[Data to process — start]

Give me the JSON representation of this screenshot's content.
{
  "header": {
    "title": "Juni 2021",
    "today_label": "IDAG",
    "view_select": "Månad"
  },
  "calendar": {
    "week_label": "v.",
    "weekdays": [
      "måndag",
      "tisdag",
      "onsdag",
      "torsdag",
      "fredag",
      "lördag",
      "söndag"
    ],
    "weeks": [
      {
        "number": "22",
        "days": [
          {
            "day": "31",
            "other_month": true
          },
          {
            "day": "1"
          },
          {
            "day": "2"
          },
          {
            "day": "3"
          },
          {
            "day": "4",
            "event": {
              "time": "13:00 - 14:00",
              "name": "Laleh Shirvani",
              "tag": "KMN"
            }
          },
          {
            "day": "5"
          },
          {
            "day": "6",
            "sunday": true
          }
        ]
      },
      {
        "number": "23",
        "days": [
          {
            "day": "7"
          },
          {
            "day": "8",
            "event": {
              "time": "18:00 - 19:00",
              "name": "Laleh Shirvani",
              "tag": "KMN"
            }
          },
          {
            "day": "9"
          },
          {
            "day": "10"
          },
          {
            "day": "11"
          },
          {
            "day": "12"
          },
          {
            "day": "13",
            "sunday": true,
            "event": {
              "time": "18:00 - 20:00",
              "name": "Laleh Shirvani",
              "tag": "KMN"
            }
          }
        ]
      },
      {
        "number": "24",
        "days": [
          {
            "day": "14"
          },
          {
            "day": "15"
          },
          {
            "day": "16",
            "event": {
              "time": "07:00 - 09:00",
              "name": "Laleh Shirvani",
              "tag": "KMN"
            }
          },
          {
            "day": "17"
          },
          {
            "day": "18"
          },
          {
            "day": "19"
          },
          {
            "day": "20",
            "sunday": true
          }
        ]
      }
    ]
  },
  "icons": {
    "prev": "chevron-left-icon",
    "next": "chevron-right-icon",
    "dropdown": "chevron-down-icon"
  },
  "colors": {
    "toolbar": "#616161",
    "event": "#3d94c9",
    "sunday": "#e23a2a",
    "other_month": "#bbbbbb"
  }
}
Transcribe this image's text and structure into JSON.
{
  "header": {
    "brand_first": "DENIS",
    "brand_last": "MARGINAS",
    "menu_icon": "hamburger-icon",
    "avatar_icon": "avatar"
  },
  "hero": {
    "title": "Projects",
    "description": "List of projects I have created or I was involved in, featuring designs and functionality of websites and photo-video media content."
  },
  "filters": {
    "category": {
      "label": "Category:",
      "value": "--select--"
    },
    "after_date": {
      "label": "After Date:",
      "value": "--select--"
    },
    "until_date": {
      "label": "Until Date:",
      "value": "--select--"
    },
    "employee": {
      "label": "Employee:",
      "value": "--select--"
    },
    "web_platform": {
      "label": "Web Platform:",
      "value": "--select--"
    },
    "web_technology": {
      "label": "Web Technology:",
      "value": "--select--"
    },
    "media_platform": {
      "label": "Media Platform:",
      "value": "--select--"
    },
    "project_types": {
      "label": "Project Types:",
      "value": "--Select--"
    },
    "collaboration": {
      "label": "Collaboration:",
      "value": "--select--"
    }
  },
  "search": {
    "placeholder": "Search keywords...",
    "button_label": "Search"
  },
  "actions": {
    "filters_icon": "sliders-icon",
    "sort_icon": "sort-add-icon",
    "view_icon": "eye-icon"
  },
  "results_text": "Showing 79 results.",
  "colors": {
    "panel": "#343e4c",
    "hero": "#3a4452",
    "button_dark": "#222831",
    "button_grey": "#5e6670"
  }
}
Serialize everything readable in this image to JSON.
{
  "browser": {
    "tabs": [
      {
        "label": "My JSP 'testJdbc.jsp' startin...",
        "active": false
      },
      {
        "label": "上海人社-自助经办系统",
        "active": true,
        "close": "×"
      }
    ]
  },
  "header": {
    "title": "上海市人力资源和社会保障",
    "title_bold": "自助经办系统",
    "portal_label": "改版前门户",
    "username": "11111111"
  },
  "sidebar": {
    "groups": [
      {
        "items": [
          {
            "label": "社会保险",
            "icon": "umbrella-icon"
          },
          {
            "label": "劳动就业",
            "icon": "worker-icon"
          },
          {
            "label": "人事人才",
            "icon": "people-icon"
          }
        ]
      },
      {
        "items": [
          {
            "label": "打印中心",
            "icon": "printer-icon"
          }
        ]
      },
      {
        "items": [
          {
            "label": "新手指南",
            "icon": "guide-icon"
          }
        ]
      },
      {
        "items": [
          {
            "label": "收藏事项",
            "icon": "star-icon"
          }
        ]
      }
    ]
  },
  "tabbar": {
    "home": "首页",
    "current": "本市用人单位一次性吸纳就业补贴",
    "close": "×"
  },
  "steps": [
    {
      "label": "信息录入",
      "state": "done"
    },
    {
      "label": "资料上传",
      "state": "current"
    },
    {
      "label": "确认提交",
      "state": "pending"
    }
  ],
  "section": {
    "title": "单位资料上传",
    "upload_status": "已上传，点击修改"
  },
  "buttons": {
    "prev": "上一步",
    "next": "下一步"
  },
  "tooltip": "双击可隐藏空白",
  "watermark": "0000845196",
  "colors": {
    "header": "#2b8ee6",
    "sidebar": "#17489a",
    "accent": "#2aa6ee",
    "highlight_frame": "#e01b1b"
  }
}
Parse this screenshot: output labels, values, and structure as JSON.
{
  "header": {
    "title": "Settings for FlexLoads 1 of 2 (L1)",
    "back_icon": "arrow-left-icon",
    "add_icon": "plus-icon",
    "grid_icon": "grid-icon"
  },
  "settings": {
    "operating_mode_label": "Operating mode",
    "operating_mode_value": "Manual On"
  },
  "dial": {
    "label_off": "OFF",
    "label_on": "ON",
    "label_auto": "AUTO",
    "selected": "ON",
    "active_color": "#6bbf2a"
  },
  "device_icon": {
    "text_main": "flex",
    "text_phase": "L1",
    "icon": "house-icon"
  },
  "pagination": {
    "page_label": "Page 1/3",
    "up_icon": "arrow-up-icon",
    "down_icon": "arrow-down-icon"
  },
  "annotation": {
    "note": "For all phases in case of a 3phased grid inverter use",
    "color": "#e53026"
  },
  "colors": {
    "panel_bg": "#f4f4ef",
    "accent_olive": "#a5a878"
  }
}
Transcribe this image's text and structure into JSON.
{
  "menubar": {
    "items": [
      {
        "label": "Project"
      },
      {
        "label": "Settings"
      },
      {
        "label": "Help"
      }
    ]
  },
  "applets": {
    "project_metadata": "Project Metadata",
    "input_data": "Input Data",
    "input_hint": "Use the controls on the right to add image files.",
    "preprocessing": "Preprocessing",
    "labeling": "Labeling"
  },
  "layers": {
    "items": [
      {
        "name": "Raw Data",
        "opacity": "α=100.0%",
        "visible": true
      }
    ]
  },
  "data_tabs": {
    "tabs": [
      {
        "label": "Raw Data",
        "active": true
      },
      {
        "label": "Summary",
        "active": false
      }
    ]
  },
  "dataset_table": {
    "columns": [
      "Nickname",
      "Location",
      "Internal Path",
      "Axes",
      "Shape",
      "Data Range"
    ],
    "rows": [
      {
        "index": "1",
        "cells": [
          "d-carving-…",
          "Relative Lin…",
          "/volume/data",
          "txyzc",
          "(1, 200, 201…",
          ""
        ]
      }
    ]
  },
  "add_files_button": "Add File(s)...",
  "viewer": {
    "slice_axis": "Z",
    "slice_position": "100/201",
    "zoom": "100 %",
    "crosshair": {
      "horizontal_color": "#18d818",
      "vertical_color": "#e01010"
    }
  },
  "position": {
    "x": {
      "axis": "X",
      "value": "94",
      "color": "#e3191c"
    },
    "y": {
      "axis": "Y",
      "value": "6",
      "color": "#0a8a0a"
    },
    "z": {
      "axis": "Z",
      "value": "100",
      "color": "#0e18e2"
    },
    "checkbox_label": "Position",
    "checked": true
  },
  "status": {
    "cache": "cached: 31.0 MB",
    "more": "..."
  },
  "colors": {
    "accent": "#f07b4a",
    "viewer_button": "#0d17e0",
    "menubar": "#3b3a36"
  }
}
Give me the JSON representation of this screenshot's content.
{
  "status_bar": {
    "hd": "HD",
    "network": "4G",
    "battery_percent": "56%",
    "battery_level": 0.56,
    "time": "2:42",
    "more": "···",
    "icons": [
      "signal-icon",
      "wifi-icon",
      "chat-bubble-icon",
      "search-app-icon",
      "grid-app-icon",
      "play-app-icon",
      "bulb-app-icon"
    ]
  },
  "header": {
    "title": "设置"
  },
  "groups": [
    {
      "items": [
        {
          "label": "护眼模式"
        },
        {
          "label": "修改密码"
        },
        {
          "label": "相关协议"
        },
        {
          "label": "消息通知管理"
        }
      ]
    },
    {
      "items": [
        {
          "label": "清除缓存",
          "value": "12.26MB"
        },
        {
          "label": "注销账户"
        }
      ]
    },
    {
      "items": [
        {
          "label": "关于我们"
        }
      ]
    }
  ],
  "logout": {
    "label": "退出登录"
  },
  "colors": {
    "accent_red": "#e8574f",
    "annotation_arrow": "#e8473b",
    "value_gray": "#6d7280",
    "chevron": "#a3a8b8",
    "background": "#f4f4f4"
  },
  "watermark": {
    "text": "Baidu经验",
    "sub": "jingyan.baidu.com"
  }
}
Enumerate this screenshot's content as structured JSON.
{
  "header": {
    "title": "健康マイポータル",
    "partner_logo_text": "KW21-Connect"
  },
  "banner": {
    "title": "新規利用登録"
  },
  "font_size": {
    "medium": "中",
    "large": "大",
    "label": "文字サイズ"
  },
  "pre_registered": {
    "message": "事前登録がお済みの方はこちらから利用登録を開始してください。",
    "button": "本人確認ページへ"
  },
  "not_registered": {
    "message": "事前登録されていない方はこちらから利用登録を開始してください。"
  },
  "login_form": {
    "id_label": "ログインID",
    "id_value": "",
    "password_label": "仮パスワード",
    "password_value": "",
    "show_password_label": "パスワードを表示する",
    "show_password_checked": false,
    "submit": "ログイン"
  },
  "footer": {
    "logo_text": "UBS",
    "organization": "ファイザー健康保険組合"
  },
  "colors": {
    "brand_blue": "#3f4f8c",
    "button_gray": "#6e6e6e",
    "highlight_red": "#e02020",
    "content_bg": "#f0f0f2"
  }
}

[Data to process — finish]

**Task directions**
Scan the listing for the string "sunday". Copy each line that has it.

**Written response**
            "sunday": true
            "sunday": true,
            "sunday": true
    "sunday": "#e23a2a",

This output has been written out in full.